▶ YOUR TASK: Please return each record below exactly, with nothing left out.
---------- INPUT FOR THIS TASK ----------
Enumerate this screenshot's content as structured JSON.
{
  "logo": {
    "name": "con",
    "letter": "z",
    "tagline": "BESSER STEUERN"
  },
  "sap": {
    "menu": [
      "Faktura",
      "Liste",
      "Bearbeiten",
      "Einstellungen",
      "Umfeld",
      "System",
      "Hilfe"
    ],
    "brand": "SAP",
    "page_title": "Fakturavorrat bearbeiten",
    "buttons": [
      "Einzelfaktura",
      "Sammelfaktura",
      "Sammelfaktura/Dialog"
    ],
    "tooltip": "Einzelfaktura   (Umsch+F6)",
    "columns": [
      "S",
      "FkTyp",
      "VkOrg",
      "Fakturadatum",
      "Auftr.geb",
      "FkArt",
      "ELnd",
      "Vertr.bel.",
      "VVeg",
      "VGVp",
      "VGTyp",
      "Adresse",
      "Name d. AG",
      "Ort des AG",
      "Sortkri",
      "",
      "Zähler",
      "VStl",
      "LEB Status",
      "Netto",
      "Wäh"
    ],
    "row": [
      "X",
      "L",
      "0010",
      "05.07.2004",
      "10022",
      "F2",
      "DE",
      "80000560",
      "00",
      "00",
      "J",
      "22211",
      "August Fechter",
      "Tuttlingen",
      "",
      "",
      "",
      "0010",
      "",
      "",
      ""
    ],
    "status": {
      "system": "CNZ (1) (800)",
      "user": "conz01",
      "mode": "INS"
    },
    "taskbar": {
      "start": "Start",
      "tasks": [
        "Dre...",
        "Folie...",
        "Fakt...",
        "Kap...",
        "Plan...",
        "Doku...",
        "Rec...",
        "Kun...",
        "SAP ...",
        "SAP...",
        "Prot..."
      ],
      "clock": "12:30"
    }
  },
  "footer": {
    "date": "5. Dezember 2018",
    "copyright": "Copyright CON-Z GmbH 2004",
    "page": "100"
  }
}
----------
▶ TASK RESULT:
Enumerate this screenshot's content as structured JSON.
{
  "logo": {
    "name": "con",
    "letter": "z",
    "tagline": "BESSER STEUERN"
  },
  "sap": {
    "menu": [
      "Faktura",
      "Liste",
      "Bearbeiten",
      "Einstellungen",
      "Umfeld",
      "System",
      "Hilfe"
    ],
    "brand": "SAP",
    "page_title": "Fakturavorrat bearbeiten",
    "buttons": [
      "Einzelfaktura",
      "Sammelfaktura",
      "Sammelfaktura/Dialog"
    ],
    "tooltip": "Einzelfaktura   (Umsch+F6)",
    "columns": [
      "S",
      "FkTyp",
      "VkOrg",
      "Fakturadatum",
      "Auftr.geb",
      "FkArt",
      "ELnd",
      "Vertr.bel.",
      "VVeg",
      "VGVp",
      "VGTyp",
      "Adresse",
      "Name d. AG",
      "Ort des AG",
      "Sortkri",
      "",
      "Zähler",
      "VStl",
      "LEB Status",
      "Netto",
      "Wäh"
    ],
    "row": [
      "X",
      "L",
      "0010",
      "05.07.2004",
      "10022",
      "F2",
      "DE",
      "80000560",
      "00",
      "00",
      "J",
      "22211",
      "August Fechter",
      "Tuttlingen",
      "",
      "",
      "",
      "0010",
      "",
      "",
      ""
    ],
    "status": {
      "system": "CNZ (1) (800)",
      "user": "conz01",
      "mode": "INS"
    },
    "taskbar": {
      "start": "Start",
      "tasks": [
        "Dre...",
        "Folie...",
        "Fakt...",
        "Kap...",
        "Plan...",
        "Doku...",
        "Rec...",
        "Kun...",
        "SAP ...",
        "SAP...",
        "Prot..."
      ],
      "clock": "12:30"
    }
  },
  "footer": {
    "date": "5. Dezember 2018",
    "copyright": "Copyright CON-Z GmbH 2004",
    "page": "100"
  }
}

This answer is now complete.